Hong Kong’s rewritten Companies Ordinance (CO) was gazetted on August 10, following the passage of the Companies Bill by the Legislative Council on July 12.
The comprehensive rewrite aims to achieve four main objectives - enhancing corporate governance, ensuring better regulation, facilitating business and modernising the law. It allows Hong Kong to leverage the developments of company law in other comparable jurisdictions, and further enhance its competitiveness and attractiveness as a major international business and financial centre.
The bill was tabled by the government in January last year, but the rewrite of the Companies Ordinance (CO) started in mid-2006, and three public consultations were conducted to gauge views on a number of complex subjects.
In the course of the rewrite exercise, the Financial Services and the Treasury Bureau benefited from the advice of the Standing Committee on Company Law Reform as well as four advisory groups and a joint government/Hong Kong Institute of Certified Public Accountants working group, which was set up to advise on specific areas of the rewrite.
Some of the measures introduced by the bill to enhance corporate governance include: improving the accountability of directors so as to enhance transparency and accountability, and clarifying directors’ duty of care, skill and diligence; emphasizing shareholder engagement in the decision-making process; improving the disclosure of company information; and strengthening auditors’ rights.
In addition, better regulation will be ensured by means of the accuracy of information on the public register, an improvement to the registration of charges scheme, and a strengthening of the enforcement regime through the Registrar. There will be easier reporting for small- and medium-sized enterprises, which will also be able to prepare simplified financial and directors’ reports.

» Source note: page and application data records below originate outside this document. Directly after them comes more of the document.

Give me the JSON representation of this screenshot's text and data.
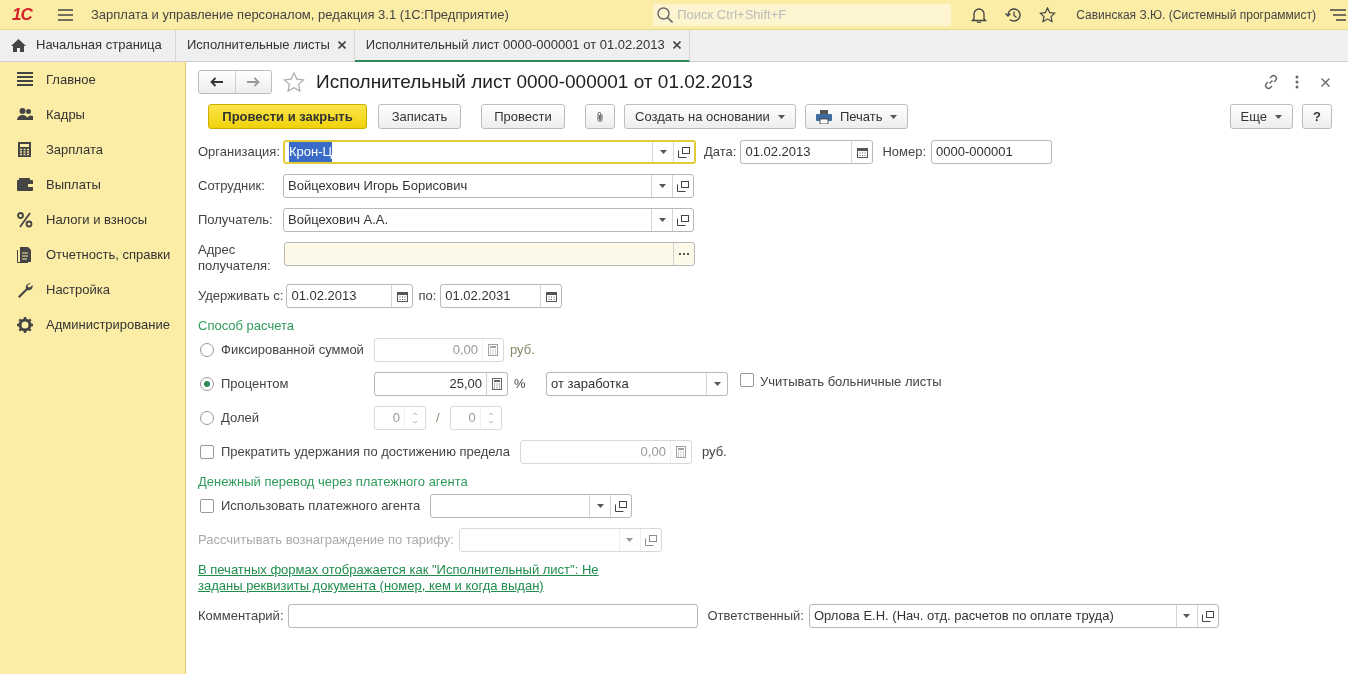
{
  "app": {
    "logo": "1С",
    "title": "Зарплата и управление персоналом, редакция 3.1 (1С:Предприятие)",
    "search": {
      "placeholder": "Поиск Ctrl+Shift+F"
    },
    "user": "Савинская З.Ю. (Системный программист)"
  },
  "tabs": [
    {
      "label": "Начальная страница",
      "kind": "home",
      "selected": false
    },
    {
      "label": "Исполнительные листы",
      "kind": "document",
      "selected": false
    },
    {
      "label": "Исполнительный лист 0000-000001 от 01.02.2013",
      "kind": "document",
      "selected": true
    }
  ],
  "sidebar": {
    "items": [
      {
        "label": "Главное"
      },
      {
        "label": "Кадры"
      },
      {
        "label": "Зарплата"
      },
      {
        "label": "Выплаты"
      },
      {
        "label": "Налоги и взносы"
      },
      {
        "label": "Отчетность, справки"
      },
      {
        "label": "Настройка"
      },
      {
        "label": "Администрирование"
      }
    ]
  },
  "document": {
    "title": "Исполнительный лист 0000-000001 от 01.02.2013",
    "toolbar": [
      {
        "kind": "primary",
        "label": "Провести и закрыть"
      },
      {
        "kind": "plain",
        "label": "Записать"
      },
      {
        "kind": "plain",
        "label": "Провести"
      },
      {
        "kind": "attach"
      },
      {
        "kind": "menu",
        "label": "Создать на основании"
      },
      {
        "kind": "print",
        "label": "Печать"
      }
    ],
    "toolbar_right": [
      {
        "kind": "menu",
        "label": "Еще"
      },
      {
        "kind": "plain",
        "label": "?"
      }
    ],
    "organization": {
      "label": "Организация:",
      "value": "Крон-Ц",
      "focused": true
    },
    "date": {
      "label": "Дата:",
      "value": "01.02.2013"
    },
    "number": {
      "label": "Номер:",
      "value": "0000-000001"
    },
    "employee": {
      "label": "Сотрудник:",
      "value": "Войцехович Игорь Борисович"
    },
    "recipient": {
      "label": "Получатель:",
      "value": "Войцехович А.А."
    },
    "recipient_address": {
      "label": "Адрес получателя:"
    },
    "withhold": {
      "label": "Удерживать с:",
      "from": "01.02.2013",
      "to_label": "по:",
      "to": "01.02.2031"
    },
    "calculation": {
      "title": "Способ расчета",
      "options": [
        {
          "kind": "fixed",
          "label": "Фиксированной суммой",
          "selected": false,
          "value": "0,00",
          "unit": "руб."
        },
        {
          "kind": "percent",
          "label": "Процентом",
          "selected": true,
          "value": "25,00",
          "unit": "%",
          "base": "от заработка",
          "sick_leave": {
            "label": "Учитывать больничные листы",
            "checked": false
          }
        },
        {
          "kind": "share",
          "label": "Долей",
          "selected": false,
          "numerator": "0",
          "separator": "/",
          "denominator": "0"
        }
      ]
    },
    "limit": {
      "label": "Прекратить удержания по достижению предела",
      "checked": false,
      "value": "0,00",
      "unit": "руб."
    },
    "payment_agent": {
      "title": "Денежный перевод через платежного агента",
      "use_agent": {
        "label": "Использовать платежного агента",
        "checked": false
      },
      "tariff_label": "Рассчитывать вознаграждение по тарифу:"
    },
    "notice_link": "В печатных формах отображается как \"Исполнительный лист\": Не заданы реквизиты документа (номер, кем и когда выдан)",
    "comment": {
      "label": "Комментарий:"
    },
    "responsible": {
      "label": "Ответственный:",
      "value": "Орлова Е.Н. (Нач. отд. расчетов по оплате труда)"
    }
  }
}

A government spokesman said: "The new CO, comprising 921 sections and 11 schedules, provides a modernised legal framework for the incorporation and operation of companies in Hong Kong. Its objectives are to enhance corporate governance, improve regulation, facilitate business and modernise the law with a view to strengthening Hong Kong's competitiveness as a corporate domicile and enhancing its status as a major international commercial and financial centre."

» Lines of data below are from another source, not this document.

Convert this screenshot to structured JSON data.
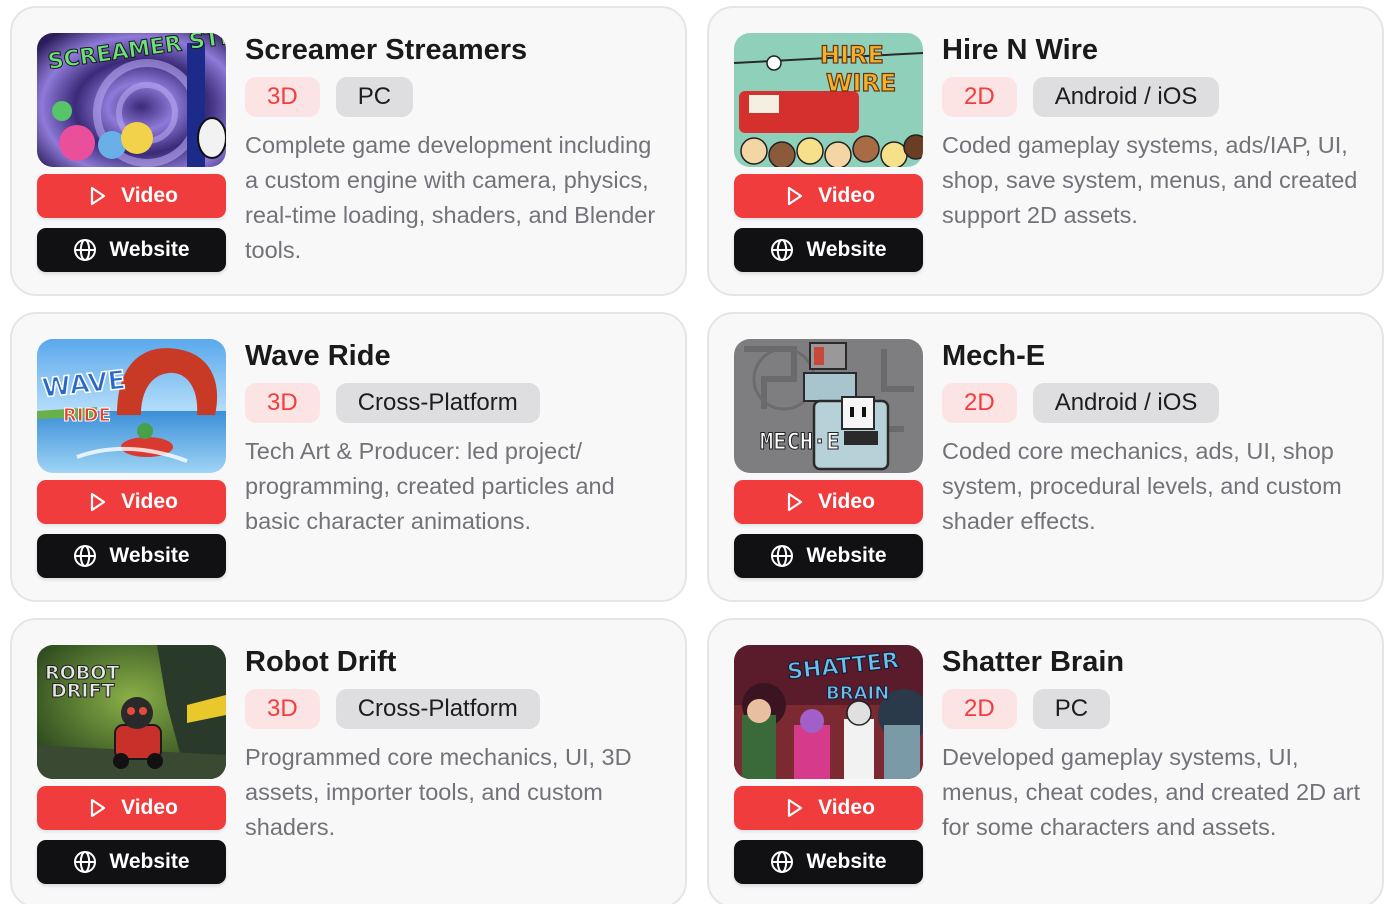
{
  "buttons": {
    "video_label": "Video",
    "website_label": "Website"
  },
  "projects": [
    {
      "title": "Screamer Streamers",
      "dimension": "3D",
      "platform": "PC",
      "description": "Complete game development including a custom engine with camera, physics, real-time loading, shaders, and Blender tools.",
      "thumbnail_text": "SCREAMER STREAMERS"
    },
    {
      "title": "Hire N Wire",
      "dimension": "2D",
      "platform": "Android / iOS",
      "description": "Coded gameplay systems, ads/IAP, UI, shop, save system, menus, and created support 2D assets.",
      "thumbnail_text": "HIRE N WIRE"
    },
    {
      "title": "Wave Ride",
      "dimension": "3D",
      "platform": "Cross-Platform",
      "description": "Tech Art & Producer: led project/ programming, created particles and basic character animations.",
      "thumbnail_text": "WAVE RIDE"
    },
    {
      "title": "Mech-E",
      "dimension": "2D",
      "platform": "Android / iOS",
      "description": "Coded core mechanics, ads, UI, shop system, procedural levels, and custom shader effects.",
      "thumbnail_text": "MECH·E"
    },
    {
      "title": "Robot Drift",
      "dimension": "3D",
      "platform": "Cross-Platform",
      "description": "Programmed core mechanics, UI, 3D assets, importer tools, and custom shaders.",
      "thumbnail_text": "ROBOT DRIFT"
    },
    {
      "title": "Shatter Brain",
      "dimension": "2D",
      "platform": "PC",
      "description": "Developed gameplay systems, UI, menus, cheat codes, and created 2D art for some characters and assets.",
      "thumbnail_text": "SHATTER BRAIN"
    }
  ],
  "icons": {
    "video": "play-icon",
    "website": "globe-icon"
  },
  "colors": {
    "video_button": "#f13c3e",
    "website_button": "#111113",
    "dimension_tag_text": "#f23c3e",
    "dimension_tag_bg": "#fde4e4",
    "platform_tag_bg": "#dedee0"
  }
}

The new ordinance will commence operation on a date to be appointed by the Secretary for Financial Services and the Treasury. Before its commencement, the government will submit more than ten pieces of implementing subsidiary legislation to the legislature for vetting and enactment in 2013, and the new CO will start operation after their enactment, tentatively scheduled for 2014.

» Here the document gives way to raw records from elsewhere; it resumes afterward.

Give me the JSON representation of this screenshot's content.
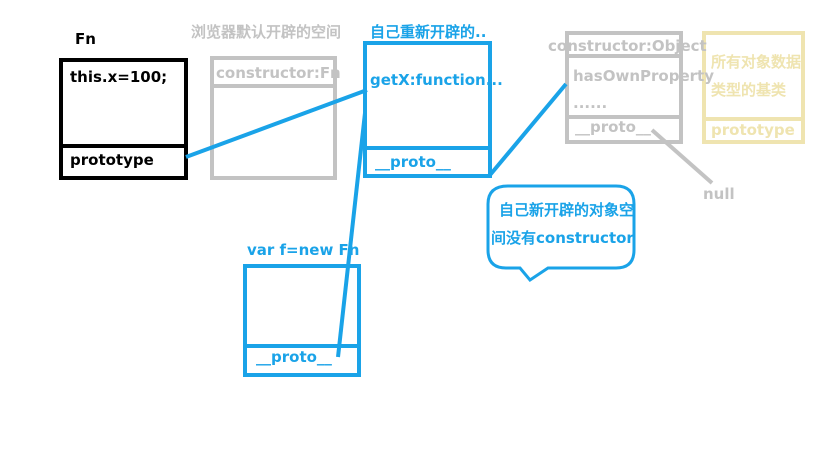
{
  "fn": {
    "title": "Fn",
    "body": "this.x=100;",
    "prototype": "prototype"
  },
  "default_proto": {
    "caption": "浏览器默认开辟的空间",
    "constructor": "constructor:Fn"
  },
  "new_proto": {
    "caption": "自己重新开辟的..",
    "getx": "getX:function...",
    "proto": "__proto__"
  },
  "object_proto": {
    "constructor": "constructor:Object",
    "has_own": "hasOwnProperty",
    "ellipsis": "......",
    "proto": "__proto__",
    "null_label": "null"
  },
  "base_note": {
    "line1": "所有对象数据",
    "line2": "类型的基类",
    "prototype": "prototype"
  },
  "instance": {
    "caption": "var f=new Fn",
    "proto": "__proto__"
  },
  "bubble": {
    "line1": "自己新开辟的对象空",
    "line2": "间没有constructor"
  }
}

"We aim to consult relevant stakeholders on the proposed subsidiary legislation in the coming months," the government spokesman noted.